  2. (Optional) put the following in ~/.devscripts, which is read by many debian tools:

    # Do not require directories to conform to packagename-version standard.
    # dont rename the directory when the version number changes.
    # Dont sign packages. I just build them for me, so signing is pointless.

Generate boilerplate: dh_make

I started by creating a basic debian package with dh_make --native. This gives me a “native” debian package, meaning that there is no separate source tarball to worry about. For my use case, i felt this was best, as it avoids the intermediate step of tarring up my files. This approach can be found in an appendix of the debian maintainer docs

dh_make --native --packagename=$pkgname_$version

Where $pkgname is the name of the package you’re building, and $version is some arbitrary version number.

See docs on source/format for more information about native vs non-native packages.

This command will generate a debian/ directory, with lots of files in it. Anything that ends in .ex is an example, and can safely be deleted if you wish.

Customize the boilerplate for your needs

The most important two files generated are debian/control and debian/rules.


The control file is metadata about your package. there are several placeholders in there, like Description and Section which should be filled in.

Build-Deps is a bit harder, and should include packages needed to build the package. Depends should list packages required for your package to function. I often guess at the right packages, and test by running a package build.


This is actually a Makefile, with rules for building your package. Thanks to debhelper (dh and friends), this file is typically short in my experience. There’s a variety of helper utils for specific purposes (for example, dh-golang helps build packages written in Go, and is discussed below).

Trials and Errors: debuild

debuild is the main tool for building packages. now that we’ve customized some of the debian build files, its time to give it a shot. It probably wont work, but it will tell us what needs to be fixed. The lintian tool makes helpful suggestions that are probably worth fixing, and points out placeholders that need to be filled in.

The build process assumes that there’s a toplevel Makefile, though if you are packaging a simple collection of files, this is not necessary. See the section below on Install and Configuration.
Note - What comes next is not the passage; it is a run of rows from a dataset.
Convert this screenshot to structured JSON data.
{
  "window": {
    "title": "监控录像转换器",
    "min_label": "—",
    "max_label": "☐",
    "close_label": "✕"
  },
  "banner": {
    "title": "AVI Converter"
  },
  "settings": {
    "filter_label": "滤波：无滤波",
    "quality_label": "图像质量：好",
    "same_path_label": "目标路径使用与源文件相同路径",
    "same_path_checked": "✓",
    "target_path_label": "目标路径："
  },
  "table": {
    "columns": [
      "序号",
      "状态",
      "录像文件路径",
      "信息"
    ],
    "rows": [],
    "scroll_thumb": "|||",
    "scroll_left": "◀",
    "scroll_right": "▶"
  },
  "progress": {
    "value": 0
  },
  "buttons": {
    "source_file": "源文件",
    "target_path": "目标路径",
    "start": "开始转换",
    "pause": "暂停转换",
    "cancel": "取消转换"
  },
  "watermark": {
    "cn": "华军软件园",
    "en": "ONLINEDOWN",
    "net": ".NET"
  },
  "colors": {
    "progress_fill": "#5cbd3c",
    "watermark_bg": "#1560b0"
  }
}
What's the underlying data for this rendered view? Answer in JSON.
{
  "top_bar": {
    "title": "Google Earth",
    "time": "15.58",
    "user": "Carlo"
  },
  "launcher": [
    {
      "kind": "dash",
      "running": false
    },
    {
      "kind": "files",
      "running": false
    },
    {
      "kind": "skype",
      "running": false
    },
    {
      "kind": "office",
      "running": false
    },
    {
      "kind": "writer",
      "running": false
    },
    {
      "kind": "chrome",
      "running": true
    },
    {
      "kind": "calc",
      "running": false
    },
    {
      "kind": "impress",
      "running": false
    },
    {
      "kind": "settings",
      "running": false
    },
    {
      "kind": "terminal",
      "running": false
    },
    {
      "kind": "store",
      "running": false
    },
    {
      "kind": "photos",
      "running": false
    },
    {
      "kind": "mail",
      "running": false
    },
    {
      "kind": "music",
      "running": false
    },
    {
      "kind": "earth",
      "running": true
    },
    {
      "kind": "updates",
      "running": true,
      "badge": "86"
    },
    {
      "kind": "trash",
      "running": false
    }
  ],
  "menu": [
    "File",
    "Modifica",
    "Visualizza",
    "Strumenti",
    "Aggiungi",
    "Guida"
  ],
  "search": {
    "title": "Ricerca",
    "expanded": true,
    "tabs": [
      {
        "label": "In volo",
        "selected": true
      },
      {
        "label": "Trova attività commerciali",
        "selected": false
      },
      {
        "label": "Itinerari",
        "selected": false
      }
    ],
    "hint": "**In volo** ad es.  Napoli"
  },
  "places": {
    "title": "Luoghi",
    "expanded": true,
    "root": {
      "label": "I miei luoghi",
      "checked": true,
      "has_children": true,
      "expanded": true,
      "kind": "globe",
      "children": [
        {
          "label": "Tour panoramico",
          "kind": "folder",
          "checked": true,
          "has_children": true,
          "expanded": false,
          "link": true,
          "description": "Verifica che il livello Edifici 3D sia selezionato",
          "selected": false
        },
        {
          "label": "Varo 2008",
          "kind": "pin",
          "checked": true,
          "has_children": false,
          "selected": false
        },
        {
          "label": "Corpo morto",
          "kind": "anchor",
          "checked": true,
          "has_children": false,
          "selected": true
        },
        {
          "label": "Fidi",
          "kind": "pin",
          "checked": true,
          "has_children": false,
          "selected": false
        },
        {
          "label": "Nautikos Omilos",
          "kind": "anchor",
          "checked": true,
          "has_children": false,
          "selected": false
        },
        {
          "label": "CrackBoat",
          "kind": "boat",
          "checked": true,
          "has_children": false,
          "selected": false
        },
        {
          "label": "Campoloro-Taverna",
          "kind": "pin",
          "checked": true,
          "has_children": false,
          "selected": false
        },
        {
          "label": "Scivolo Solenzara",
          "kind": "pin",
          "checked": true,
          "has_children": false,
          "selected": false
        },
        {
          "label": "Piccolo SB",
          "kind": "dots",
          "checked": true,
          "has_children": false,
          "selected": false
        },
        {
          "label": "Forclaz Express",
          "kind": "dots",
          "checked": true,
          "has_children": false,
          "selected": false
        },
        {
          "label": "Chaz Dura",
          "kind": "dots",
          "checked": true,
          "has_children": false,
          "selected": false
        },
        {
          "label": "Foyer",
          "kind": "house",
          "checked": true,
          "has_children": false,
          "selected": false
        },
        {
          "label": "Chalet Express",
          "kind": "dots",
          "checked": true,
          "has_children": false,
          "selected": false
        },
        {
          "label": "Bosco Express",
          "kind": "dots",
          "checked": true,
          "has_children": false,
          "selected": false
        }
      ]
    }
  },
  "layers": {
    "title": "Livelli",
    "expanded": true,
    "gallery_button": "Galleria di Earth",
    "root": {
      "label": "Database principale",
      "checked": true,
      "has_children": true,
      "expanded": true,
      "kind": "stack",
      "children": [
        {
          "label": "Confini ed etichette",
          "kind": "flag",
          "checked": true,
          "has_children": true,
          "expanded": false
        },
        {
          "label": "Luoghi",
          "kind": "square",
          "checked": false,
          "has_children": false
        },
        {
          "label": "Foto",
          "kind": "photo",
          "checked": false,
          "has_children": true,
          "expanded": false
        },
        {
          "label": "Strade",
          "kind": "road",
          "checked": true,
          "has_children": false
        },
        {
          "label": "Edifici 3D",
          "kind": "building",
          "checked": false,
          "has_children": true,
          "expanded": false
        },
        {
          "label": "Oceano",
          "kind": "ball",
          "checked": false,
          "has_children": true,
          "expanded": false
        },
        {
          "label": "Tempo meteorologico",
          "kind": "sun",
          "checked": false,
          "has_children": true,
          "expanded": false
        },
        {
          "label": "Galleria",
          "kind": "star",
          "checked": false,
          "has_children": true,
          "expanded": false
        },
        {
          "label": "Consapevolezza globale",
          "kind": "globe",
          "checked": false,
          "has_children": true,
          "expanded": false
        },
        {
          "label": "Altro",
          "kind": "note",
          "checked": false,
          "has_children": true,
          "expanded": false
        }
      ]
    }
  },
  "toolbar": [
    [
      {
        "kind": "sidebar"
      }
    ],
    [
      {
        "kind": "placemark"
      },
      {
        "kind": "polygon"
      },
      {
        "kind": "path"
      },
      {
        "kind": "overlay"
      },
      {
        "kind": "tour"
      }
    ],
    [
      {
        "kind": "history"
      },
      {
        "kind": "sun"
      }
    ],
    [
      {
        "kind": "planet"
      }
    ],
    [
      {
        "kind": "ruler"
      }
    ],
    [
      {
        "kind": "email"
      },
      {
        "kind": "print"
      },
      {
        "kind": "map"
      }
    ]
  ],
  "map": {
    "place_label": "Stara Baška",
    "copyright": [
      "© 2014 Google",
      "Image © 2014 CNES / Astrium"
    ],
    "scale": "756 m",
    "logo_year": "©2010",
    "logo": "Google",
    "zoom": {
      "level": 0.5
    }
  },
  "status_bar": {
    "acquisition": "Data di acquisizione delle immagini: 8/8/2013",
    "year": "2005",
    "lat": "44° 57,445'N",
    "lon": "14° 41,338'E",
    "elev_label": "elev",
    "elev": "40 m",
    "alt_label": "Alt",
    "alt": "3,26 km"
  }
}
Eventually, you should end up with a functional debian package in the parent directory of your package. If that’s all you needed, you’re done!

Helpers, and other considerations

Install and Conffile

For packages that do not require compilation, or are platform-agnostic (e.g. python scripts), a Makefile feels a bit overwhelming. There’s a simpler approach: debian/install. this file describes how files from the package build directory should be installed by the package.

For example, a directory with files a, b, and c might choose to install into different directories like this:

a /usr/bin/
b /usr/sbin/
c /etc/

That file c looks like a configuration file, and we dont want to overwrite with the package version when we upgrade. debian/conffiles provides a mechanism for this. Just include the path to the installed configuration file (i.e. etc/c) in here, and dpkg will treat it as a configuration file.

Helper: dh-golang

The debian go team has a golang packaging guide for full details, but here’s the short version:

  • install dh-golang, which is a deb helper for making go packages.
  • in debian/rules set DH_GOPKG to the name of your go package (what you’d usually go get)
  • in debian/rules, add the following options to the dh invocation: --buildsystem=golang --with=golang
  • run debuild again, and hopefully get a go package!

For binary-only packages, set DH_GOLANG_BUILDPKG in rules, pointing to only the packages that are binaries (which are all under cmd, right?)

Helper: dh-systemd

If you are creating services to run at startup, say on a raspberry pi, you’ll likely want to include some systemd configuration. There are some docs for dh-systemd.

For debhelper versions >= 10, systemd is activated by default, according to the above.

add a systemd file as debian/packagename.systemd, and it will be included in the deb package.